[Stored entries]
[Start of Attachment]
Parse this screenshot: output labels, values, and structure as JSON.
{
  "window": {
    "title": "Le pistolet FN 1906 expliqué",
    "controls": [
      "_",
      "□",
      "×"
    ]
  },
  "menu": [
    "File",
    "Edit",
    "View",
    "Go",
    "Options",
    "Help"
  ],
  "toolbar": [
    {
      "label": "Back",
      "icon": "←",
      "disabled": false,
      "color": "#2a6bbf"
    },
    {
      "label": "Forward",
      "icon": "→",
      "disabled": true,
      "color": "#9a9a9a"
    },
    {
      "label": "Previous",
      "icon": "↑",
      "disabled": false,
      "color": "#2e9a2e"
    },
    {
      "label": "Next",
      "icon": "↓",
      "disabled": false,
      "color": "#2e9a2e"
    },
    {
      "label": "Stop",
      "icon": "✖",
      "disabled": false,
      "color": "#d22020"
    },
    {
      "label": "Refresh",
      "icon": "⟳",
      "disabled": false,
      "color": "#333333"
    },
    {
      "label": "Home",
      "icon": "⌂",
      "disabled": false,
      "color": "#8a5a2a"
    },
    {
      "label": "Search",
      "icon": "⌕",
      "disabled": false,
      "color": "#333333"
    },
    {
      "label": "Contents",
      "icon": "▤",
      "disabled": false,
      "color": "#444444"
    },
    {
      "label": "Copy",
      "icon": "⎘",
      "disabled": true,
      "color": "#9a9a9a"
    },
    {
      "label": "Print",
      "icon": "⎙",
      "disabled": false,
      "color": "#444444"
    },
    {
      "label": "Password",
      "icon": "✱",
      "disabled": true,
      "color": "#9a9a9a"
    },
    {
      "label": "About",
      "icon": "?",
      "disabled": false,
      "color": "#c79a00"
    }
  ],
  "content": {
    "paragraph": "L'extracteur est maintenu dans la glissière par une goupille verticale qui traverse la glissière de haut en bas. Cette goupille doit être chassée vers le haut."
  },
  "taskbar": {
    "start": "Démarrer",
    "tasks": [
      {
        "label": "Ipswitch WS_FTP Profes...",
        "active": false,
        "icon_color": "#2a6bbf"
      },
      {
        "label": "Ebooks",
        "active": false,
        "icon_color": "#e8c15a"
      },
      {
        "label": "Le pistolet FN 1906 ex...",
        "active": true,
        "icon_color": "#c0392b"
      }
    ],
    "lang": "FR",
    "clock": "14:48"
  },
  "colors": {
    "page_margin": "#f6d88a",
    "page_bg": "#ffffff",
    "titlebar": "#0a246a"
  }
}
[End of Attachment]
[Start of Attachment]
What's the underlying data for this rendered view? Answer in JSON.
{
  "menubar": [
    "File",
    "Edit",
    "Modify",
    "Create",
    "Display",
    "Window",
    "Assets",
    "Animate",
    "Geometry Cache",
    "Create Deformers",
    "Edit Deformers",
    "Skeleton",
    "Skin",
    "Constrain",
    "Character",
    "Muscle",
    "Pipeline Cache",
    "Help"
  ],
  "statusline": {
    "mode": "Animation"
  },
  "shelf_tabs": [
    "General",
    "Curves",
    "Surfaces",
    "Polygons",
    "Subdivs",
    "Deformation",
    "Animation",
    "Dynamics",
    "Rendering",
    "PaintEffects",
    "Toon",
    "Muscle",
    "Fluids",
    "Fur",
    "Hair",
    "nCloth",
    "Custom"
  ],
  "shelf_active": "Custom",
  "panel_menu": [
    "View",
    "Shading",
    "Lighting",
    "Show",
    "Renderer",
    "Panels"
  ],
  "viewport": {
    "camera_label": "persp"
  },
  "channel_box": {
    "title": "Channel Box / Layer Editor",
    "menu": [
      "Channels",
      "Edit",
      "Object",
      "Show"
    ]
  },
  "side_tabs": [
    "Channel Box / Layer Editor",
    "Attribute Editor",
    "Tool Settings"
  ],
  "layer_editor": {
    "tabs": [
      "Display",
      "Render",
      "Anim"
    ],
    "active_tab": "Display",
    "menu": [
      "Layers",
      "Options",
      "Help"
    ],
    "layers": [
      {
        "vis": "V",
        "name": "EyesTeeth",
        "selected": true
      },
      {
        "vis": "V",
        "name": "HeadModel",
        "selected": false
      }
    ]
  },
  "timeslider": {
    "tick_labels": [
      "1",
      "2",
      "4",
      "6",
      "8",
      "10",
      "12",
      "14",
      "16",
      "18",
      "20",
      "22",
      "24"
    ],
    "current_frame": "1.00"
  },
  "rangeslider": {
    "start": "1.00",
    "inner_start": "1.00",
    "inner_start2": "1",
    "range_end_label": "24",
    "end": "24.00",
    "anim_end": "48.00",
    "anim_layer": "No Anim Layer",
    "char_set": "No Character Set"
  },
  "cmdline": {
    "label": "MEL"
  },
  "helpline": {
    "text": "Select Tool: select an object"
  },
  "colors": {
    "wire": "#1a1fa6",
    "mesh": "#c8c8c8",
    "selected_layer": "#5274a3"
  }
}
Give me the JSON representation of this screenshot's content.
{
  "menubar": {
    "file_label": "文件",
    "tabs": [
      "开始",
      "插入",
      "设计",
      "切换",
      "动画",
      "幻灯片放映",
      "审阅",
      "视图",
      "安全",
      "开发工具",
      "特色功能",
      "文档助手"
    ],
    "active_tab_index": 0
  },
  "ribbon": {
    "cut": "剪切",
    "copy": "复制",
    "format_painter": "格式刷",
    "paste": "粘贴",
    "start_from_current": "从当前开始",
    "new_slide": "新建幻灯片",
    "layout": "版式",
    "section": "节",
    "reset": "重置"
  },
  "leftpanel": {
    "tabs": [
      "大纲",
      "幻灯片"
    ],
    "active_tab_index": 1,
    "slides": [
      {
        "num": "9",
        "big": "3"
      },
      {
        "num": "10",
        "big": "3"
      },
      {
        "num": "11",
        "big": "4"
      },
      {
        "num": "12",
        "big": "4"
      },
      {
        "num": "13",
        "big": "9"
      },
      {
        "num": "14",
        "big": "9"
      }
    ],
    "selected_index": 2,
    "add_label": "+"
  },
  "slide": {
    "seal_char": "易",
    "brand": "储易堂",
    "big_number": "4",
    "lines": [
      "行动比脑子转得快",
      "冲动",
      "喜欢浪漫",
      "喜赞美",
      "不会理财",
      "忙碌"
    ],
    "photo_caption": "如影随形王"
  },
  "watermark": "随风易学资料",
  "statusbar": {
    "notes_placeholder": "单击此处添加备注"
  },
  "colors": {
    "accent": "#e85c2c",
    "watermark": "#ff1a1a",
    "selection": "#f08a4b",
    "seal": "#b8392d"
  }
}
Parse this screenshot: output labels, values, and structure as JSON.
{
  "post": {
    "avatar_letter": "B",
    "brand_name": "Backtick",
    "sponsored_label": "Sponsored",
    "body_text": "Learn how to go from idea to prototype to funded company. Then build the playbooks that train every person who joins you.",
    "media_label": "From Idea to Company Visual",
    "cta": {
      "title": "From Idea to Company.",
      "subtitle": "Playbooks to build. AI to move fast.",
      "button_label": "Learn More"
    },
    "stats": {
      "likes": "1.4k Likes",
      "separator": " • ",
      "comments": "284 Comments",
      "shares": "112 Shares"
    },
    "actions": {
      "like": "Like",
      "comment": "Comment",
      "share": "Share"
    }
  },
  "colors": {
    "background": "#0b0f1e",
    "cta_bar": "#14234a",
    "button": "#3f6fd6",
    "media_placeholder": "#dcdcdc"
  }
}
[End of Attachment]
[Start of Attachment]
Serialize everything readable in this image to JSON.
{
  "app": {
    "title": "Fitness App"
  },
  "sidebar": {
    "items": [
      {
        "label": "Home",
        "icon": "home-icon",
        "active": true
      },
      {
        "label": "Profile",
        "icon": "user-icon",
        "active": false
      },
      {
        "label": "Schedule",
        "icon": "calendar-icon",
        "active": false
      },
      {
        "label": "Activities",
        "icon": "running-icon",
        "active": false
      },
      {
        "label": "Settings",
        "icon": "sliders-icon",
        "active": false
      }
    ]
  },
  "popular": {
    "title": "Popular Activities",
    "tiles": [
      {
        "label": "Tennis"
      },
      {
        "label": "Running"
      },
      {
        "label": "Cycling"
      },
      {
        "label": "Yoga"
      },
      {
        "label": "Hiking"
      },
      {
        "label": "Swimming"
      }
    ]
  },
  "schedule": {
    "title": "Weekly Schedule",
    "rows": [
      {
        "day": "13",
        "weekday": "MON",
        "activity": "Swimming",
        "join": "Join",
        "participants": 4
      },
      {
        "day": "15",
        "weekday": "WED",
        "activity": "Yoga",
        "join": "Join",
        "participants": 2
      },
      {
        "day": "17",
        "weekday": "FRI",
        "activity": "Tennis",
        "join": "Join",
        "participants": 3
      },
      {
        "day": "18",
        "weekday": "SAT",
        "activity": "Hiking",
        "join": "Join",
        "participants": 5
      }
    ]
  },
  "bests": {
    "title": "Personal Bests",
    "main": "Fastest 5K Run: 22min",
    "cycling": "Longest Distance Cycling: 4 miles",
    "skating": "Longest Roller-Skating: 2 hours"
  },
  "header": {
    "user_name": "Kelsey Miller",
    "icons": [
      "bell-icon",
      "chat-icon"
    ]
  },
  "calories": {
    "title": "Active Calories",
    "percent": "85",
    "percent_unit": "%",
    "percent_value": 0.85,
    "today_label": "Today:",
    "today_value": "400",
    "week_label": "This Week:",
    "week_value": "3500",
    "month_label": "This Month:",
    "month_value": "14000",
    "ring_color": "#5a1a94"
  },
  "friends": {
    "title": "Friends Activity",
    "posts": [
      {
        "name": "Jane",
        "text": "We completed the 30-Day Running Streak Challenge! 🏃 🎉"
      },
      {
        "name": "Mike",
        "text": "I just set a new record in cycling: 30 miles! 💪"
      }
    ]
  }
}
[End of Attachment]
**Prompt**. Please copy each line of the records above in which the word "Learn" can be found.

**Expected output**.
    "body_text": "Learn how to go from idea to prototype to funded company. Then build the playbooks that train every person who joins you.",
      "button_label": "Learn More"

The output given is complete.